2.      Linklaters of London has created an expert system to provide very complex legal services that can be accessed through the internet call “Blue Flag.”  Traditionally, a client would hire Linklaters to do a one time survey of the law and produce the resulting memorandum. This would cost approximately £125,000.00. With Blue Flag, that same fee (plus £40,000.00 for annual maintenance) buys access to

the same information, for an unlimited number of surveys.


3.      A group of young leaders and one of the older ones in a large firm decided that

the firm was standing still relative to the other service providers in the market. The leaders formed a strategic planning group that documented the firs vision, mission, and core values. Using those as a starting point they have been able to bring the rest of the leadership along, rid themselves of some lawyers who could not live with the core values, transition firm leadership, reshape their recruiting and mentoring program, focus on where they will allocate critical resources in services and clients, and improve the bottom line. They are not done but they have created a very strong group of change agents in the firm. Their firm will prosper while others die.


4.      Many clients have discovered during the assessment process of determining where they should be investing in bundles of services for the market they served that part of the bundle of some services had little to do with providing legal services. They created affiliated businesses to provide the full range of services required by the clients and used the consulting firm to raise needed capital for the enterprise. Unlike most firms, they worked from the client backwards to design the bundle of services required to meet the market need.


A Wall Street Journal article written by Tunku Varadarajan on July 24, 2000 in response the ABA’s decision on the MDP issues titled “Why Is the ABA Afraid of a Little Competition for Lawyers?” described many of your constituents in the profession. To quote the article:


“There is a character in ‘The Master-singers of Nuremberg,’ an opera Richard Wagner intended as a benign parable, called Sixtus Beckmesser. He is the embodiment of prejudice against change, a nitpicking guild member who abhors a new challenge, a defender of the barriers that keep safe his cozy status

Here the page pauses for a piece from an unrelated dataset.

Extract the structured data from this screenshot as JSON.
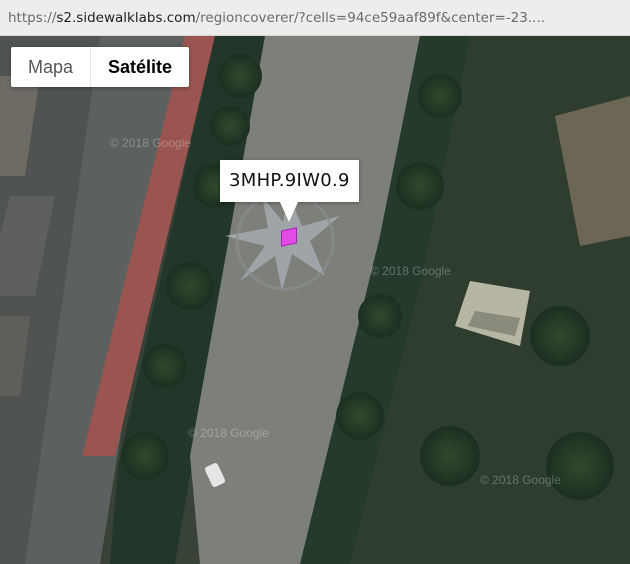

In chairing the two Seize the Future conferences on the future of the legal profession, I heard many great insights. But one in particular stands out, “sometimes the only way to meet the demand of the new economy is to create a new organization that destroys the old organization.”



Home Page

About Cobb Consulting

Practice and Services

Recent Articles

At the Podium

Speeches and Writing